Adult Congenital Heart Disease
Congenital heart diseases or defects are abnormalities of the heart that have been present since birth. Although many of these abnormalities may be discovered in childhood, some may not become evident until you are older. In addition, many congenital heart diseases and defects will continue to affect your life as an adult. If you have a congenital heart condition, you may require ongoing monitoring and medical treatment throughout your life. In fact, even adults who have had a congenital heart defect repaired should continue to visit a cardiologist regularly. Depending on your specific condition, we may recommend a combination of regular checkups, medication, catheter-based procedures or surgical treatment options.
Coumadin Coagulant Clinic
If you are at risk of developing blood clots, you may be prescribed Coumadin or another blood thinner to protect against stroke and other complications. However, even though this medication is necessary, it can also cause significant side effects in high doses. At Cardiovascular Associates, we monitor patients taking blood thinners very carefully to make sure that the concentration of the drug in the body doesn’t exceed safe levels. If your blood tests indicate that you have too much of the drug in your system, we will adjust your dosage accordingly. We will also take steps to correct any side effects or complications you may experience while on Coumadin.
Cardiac Nuclear Stress Test

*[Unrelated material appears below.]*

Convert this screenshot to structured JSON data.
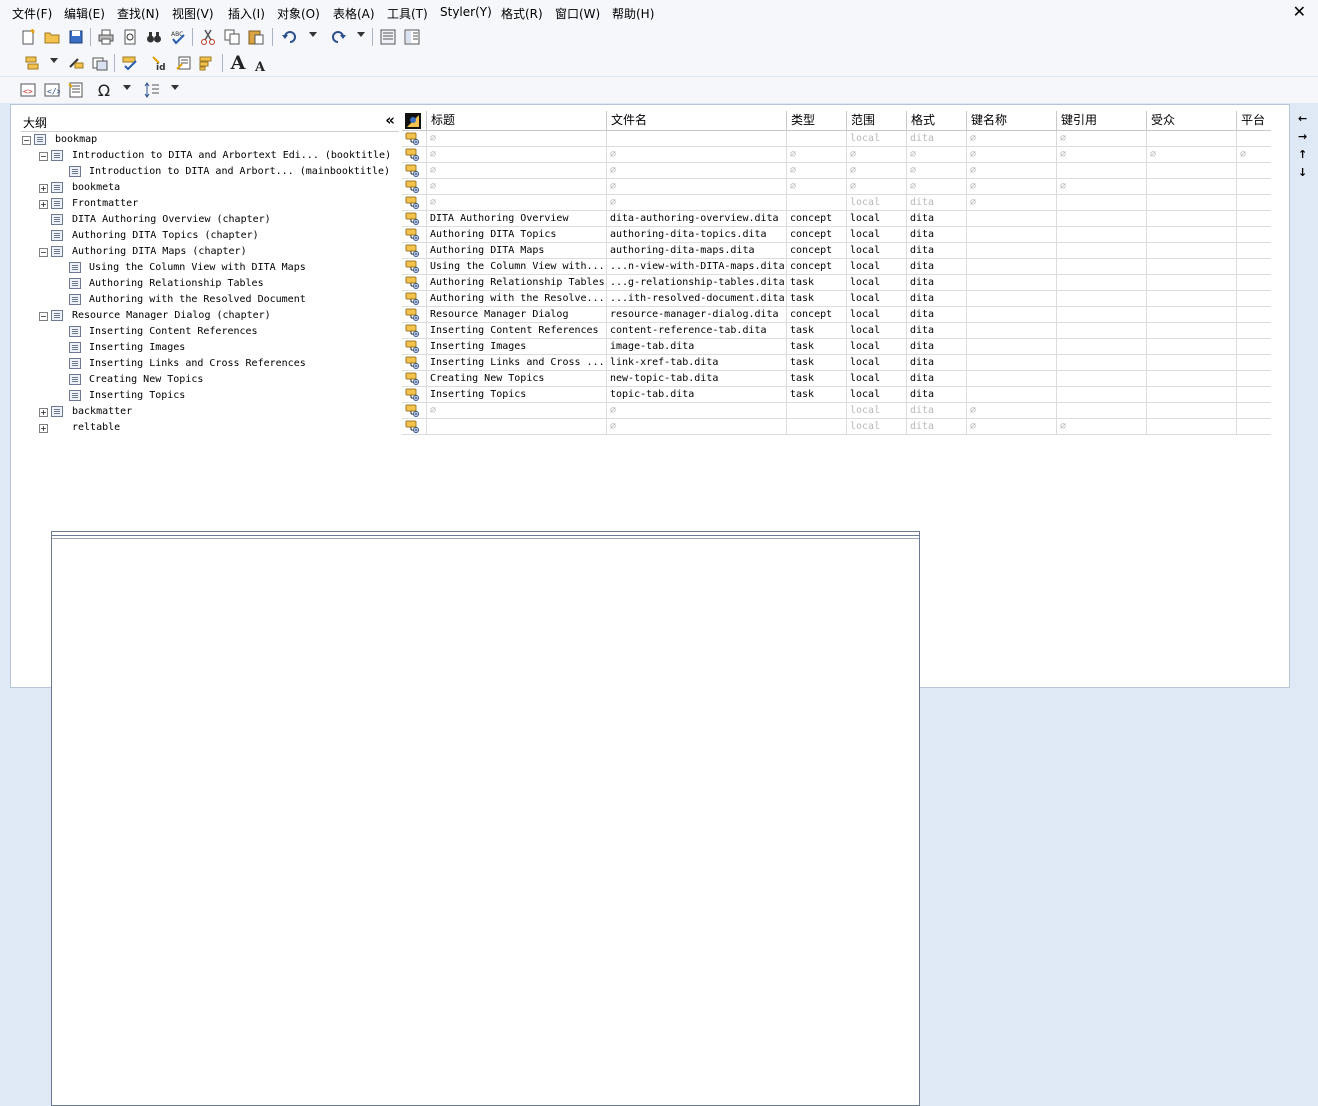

If your doctor wants to evaluate the flow of blood in the heart, he or she may recommend a cardiac nuclear stress test. This procedure uses nuclear imaging to visualize blood flow while you are resting and participating in physical activity. During the test, a radioactive substance will be injected into your veins, and special equipment will be used to collect images of the heart while you are at rest. You will be asked to ride a stationary bike or exercise on a treadmill, and your vital signs will be monitored. Once your heart rate has accelerated to an acceptable point, your heart will be scanned again.